Similarly, Section 12 of the Hindu Marriage Act speaks of a voidable marriage which reads as follows:-

(1) Any marriage solemnized, whether before or after the commencement of this Act, shall be voidable and may be annulled by a decree of nullity on any of the following grounds, namely:

(a) that the marriage has not been consummated owing to the impotence of the respondent; or

(b) that the marriage is in contravention of the condition specified in clause (ii)(insanity and unsoundness of mind) of Section 5; or

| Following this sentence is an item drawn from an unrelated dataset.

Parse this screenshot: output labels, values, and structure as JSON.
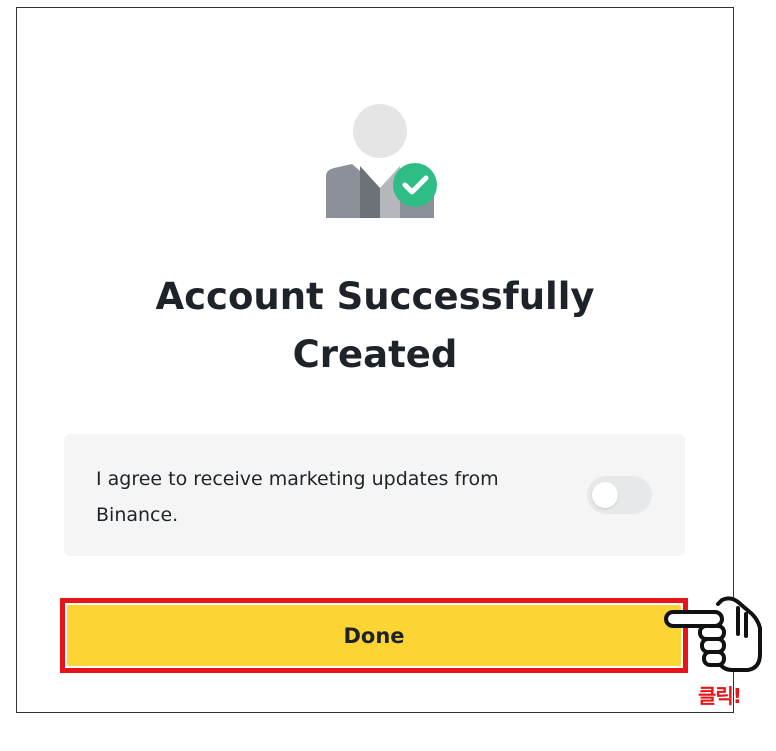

(c) that the consent of the petitioner, or where the consent of the guardian in marriage of the petitioner [was required under Section 5 as it stood immediately before the commencement of the Child Marriage Restraint (Amendment) Act, 1978] the consent of such guardian was obtained by force [or by fraud as to the nature of the ceremony or as to any material fact or circumstance concerning the respondent]; or

(d) that the respondent was at the time of the marriage pregnant by some person other than the petitioner.

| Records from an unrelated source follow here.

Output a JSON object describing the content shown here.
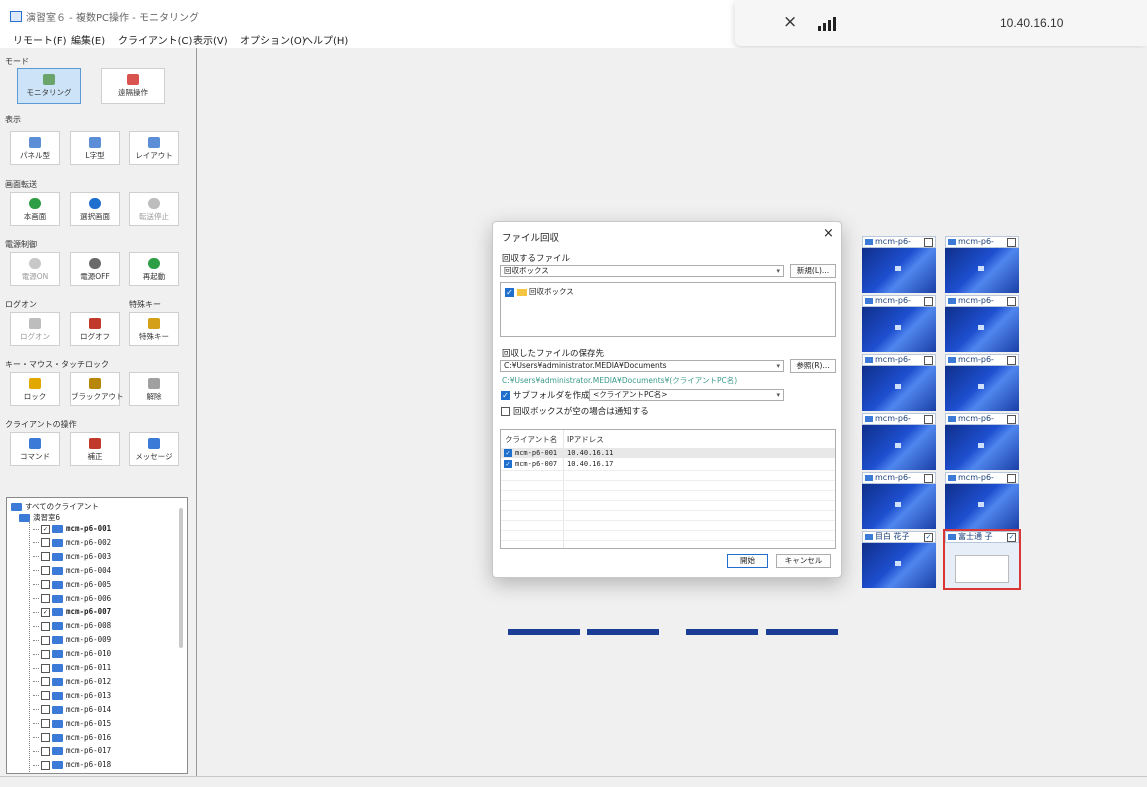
{
  "window": {
    "title": "演習室６ - 複数PC操作 - モニタリング"
  },
  "menu": [
    "リモート(F)",
    "編集(E)",
    "クライアント(C)",
    "表示(V)",
    "オプション(O)",
    "ヘルプ(H)"
  ],
  "system": {
    "ip": "10.40.16.10",
    "bluetooth_icon": "bluetooth-off-icon",
    "signal_icon": "signal-icon"
  },
  "left": {
    "mode_label": "モード",
    "mode_buttons": [
      "モニタリング",
      "遠隔操作"
    ],
    "view_label": "表示",
    "view_buttons": [
      "パネル型",
      "L字型",
      "レイアウト"
    ],
    "screen_label": "画面転送",
    "screen_buttons": [
      "本画面",
      "選択画面",
      "転送停止"
    ],
    "power_label": "電源制御",
    "power_buttons": [
      "電源ON",
      "電源OFF",
      "再起動"
    ],
    "logon_label": "ログオン",
    "special_label": "特殊キー",
    "logon_buttons": [
      "ログオン",
      "ログオフ",
      "特殊キー"
    ],
    "lock_label": "キー・マウス・タッチロック",
    "lock_buttons": [
      "ロック",
      "ブラックアウト",
      "解除"
    ],
    "client_label": "クライアントの操作",
    "client_buttons": [
      "コマンド",
      "補正",
      "メッセージ"
    ]
  },
  "tree": {
    "root": "すべてのクライアント",
    "group": "演習室6",
    "items": [
      {
        "name": "mcm-p6-001",
        "checked": true
      },
      {
        "name": "mcm-p6-002",
        "checked": false
      },
      {
        "name": "mcm-p6-003",
        "checked": false
      },
      {
        "name": "mcm-p6-004",
        "checked": false
      },
      {
        "name": "mcm-p6-005",
        "checked": false
      },
      {
        "name": "mcm-p6-006",
        "checked": false
      },
      {
        "name": "mcm-p6-007",
        "checked": true
      },
      {
        "name": "mcm-p6-008",
        "checked": false
      },
      {
        "name": "mcm-p6-009",
        "checked": false
      },
      {
        "name": "mcm-p6-010",
        "checked": false
      },
      {
        "name": "mcm-p6-011",
        "checked": false
      },
      {
        "name": "mcm-p6-012",
        "checked": false
      },
      {
        "name": "mcm-p6-013",
        "checked": false
      },
      {
        "name": "mcm-p6-014",
        "checked": false
      },
      {
        "name": "mcm-p6-015",
        "checked": false
      },
      {
        "name": "mcm-p6-016",
        "checked": false
      },
      {
        "name": "mcm-p6-017",
        "checked": false
      },
      {
        "name": "mcm-p6-018",
        "checked": false
      }
    ]
  },
  "tiles": {
    "generic": "mcm-p6-",
    "special": [
      {
        "label": "目白 花子",
        "checked": true,
        "selected": false
      },
      {
        "label": "富士通 子",
        "checked": true,
        "selected": true
      }
    ]
  },
  "dialog": {
    "title": "ファイル回収",
    "close": "×",
    "files_label": "回収するファイル",
    "files_combo": "回収ボックス",
    "new_button": "新規(L)...",
    "box_item": "回収ボックス",
    "dest_label": "回収したファイルの保存先",
    "dest_path": "C:¥Users¥administrator.MEDIA¥Documents",
    "browse_button": "参照(R)...",
    "preview_path": "C:¥Users¥administrator.MEDIA¥Documents¥(クライアントPC名)",
    "subfolder_label": "サブフォルダを作成",
    "subfolder_combo": "<クライアントPC名>",
    "notify_label": "回収ボックスが空の場合は通知する",
    "col_client": "クライアント名",
    "col_ip": "IPアドレス",
    "rows": [
      {
        "client": "mcm-p6-001",
        "ip": "10.40.16.11"
      },
      {
        "client": "mcm-p6-007",
        "ip": "10.40.16.17"
      }
    ],
    "start_button": "開始",
    "cancel_button": "キャンセル"
  }
}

(2) Notwithstanding anything contained in sub-section (1), no petition for annulling a marriage,

(a) on the ground specified in clause (c) of sub-section (1), shall be entertained if

(i) the petition presented more than one year after the force had ceased to operate or, as the case may be, the fraud had been discovered; or

(ii) the petitioner has, with his or her full consent, lived with the other party to the marriage as husband or wife after the force had ceased to operate or, as the case may be, the fraud had been discovered;

(b) on the ground specified in clause (d) of sub-section (1) shall be entertained unless the court is satisfied,

(i) that the petitioner was at the time of the marriage ignorant of the facts alleged; (

ii) that proceedings have been instituted in the case of a marriage solemnized before the commencement of this Act within one year of such commencement and in the case of marriages solemnized after such commencement within one year from the date of the marriage; and

(iii) that marital intercourse with the consent of the petitioner has not taken place since the discovery by the petitioner of the existence of [the said ground]”

Conclusion of both sections

A close reading of these two provisions would go to show that a marriage solemnized in violation of sub section (iii) (age of parties) of Section 5 of the Hindu Marriage Act has not been declared either as void or voidable. The marriage which falls within the ambit of Section 11 has been held to be void from its very inception [vide Yamunabai Anantrao Adhav Vs. Anantrao Shivram Adhav, A.I.R. 1988 S.C. 644].

So far as a voidable marriage as provided in Section 12 of the Act is concerned, the said marriage may be annulled by a decree of nullity on any one or more of the grounds enumerated thereunder. Since the Hindu Marriage Act as well as the Child Marriage Restraint Act do not declare a marriage of a minor either as void or voidable, such a child marriage was treated all along as valid.

There were number of judicial pronouncements to this effect. In this legal scenario, The Hindu Minority and Guardianship Act also provided that the husband of a minor wife is her natural guardian.

The effect of Child marriage restraint act, 1929

While so, it was felt that the Child Marriage Restraint Act, did not achieve the desired result. Despite the punishment provided for child marriages, and despite making the punishment more stringent, the menace of child marriage could not be completely eradicated. There were demands from various quarters for making an effective law for this purpose.

Child marriage prohibition act, 2006

The Law Commission also recommended for such a law. Responding to the same, at last, with effect from 10.01.2007, “The Prohibition of Child Marriage Act, 2006” was brought into force thereby repealing The Child Marriage Restraint Act, 1929.

As envisaged in Section 1 of the said Act, it extends to the whole of India; and it applies also to all citizens of India. It is manifestly clear that this Act is secular in nature which has crossed all barriers of personal laws. Thus, irrespective of the personal laws, under this Act, child marriages are prohibited.

Reference

T.Sivakumar vs The Inspector Of Police, 2011